Throughout the photovoltaic (“PV”) solar power plant boom since 2010, ABJC has represented CURE as one of the only participants in numerous CEQA proceedings at the local level. While PV solar power plants can drastically cut California’s contribution to greenhouse gas emissions, they also require development on hundreds to thousands of acres and can have a variety of impacts on California’s resources. CURE’s participation in the public review process has resulted in extensive measures to mitigate impacts to biological resources, state jurisdictional waters, soil contamination, water and air quality, and public health. As a result, CURE has facilitated a prosperous and sustainable renewable energy economy in California.

On behalf of other labor and community organizations, ABJC has achieved similar success in advancing environmental, social, and economic goals. ABJC advocates for public access to the coast, mitigating water quality impacts from runoff, reducing greenhouse gas emissions from construction and operation of projects, and designing projects to minimize risks from geologic hazards.  ABJC also advocates for investigation, disclosure and mitigation of contaminated soils, among other hazards and impacts. For example, in 2006, ABJC represented local unions challenging the City of Richmond’s approval of a condominium project without adequate investigation of contaminated soils. The firm identified discrepancies in agency reports that led the Department of Toxic Substances Control to conduct new soil tests, even though the agency had already closed its investigation of the site. The new testing discovered antimony (a toxic metal that causes severe public health risks) at levels that exceeded California thresholds for hazardous waste. As a result, the project developer implemented additional measures to address the contamination, public health and air quality issues raised by the unions.

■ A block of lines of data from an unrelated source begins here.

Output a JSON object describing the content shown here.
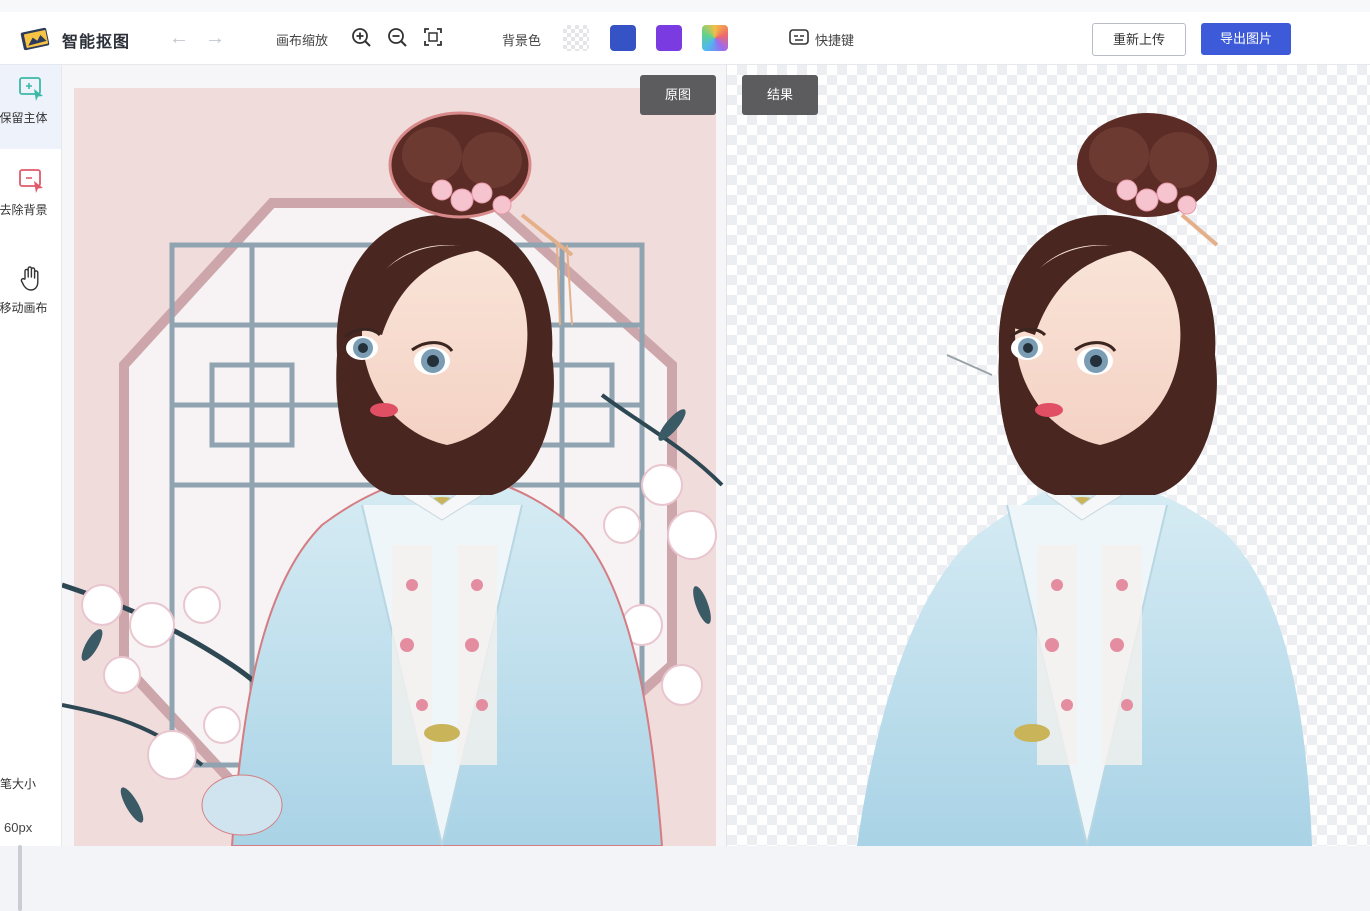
{
  "app": {
    "title": "智能抠图"
  },
  "toolbar": {
    "canvas_zoom_label": "画布缩放",
    "background_color_label": "背景色",
    "shortcut_label": "快捷键",
    "reupload_label": "重新上传",
    "export_label": "导出图片",
    "swatches": [
      {
        "name": "transparent",
        "color": "transparent"
      },
      {
        "name": "blue",
        "color": "#3553c4"
      },
      {
        "name": "purple",
        "color": "#7a3ce0"
      },
      {
        "name": "gradient",
        "color": "multicolor"
      }
    ]
  },
  "sidebar": {
    "items": [
      {
        "label": "保留主体",
        "icon": "select-subject-icon"
      },
      {
        "label": "去除背景",
        "icon": "remove-background-icon"
      },
      {
        "label": "移动画布",
        "icon": "hand-icon"
      }
    ],
    "brush_size_label": "画笔大小",
    "brush_size_value": "60px"
  },
  "panels": {
    "original_label": "原图",
    "result_label": "结果"
  }
}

ABJC’s record of environmental achievement on behalf of labor unions has not gone unrecognized. In 2005, CURE’s chair was honored by the California League of Conservation Voters with the Byron Sher Environmental Leadership award. Many of the firm’s environmental achievements are also featured in a 2005 report published by the Planning and Conservation League entitled Everyday Heroes Protect the Air We Breathe, the Water We Drink, and the Natural Areas We Prize: Thirty-Five Years of the California Environmental Quality Act.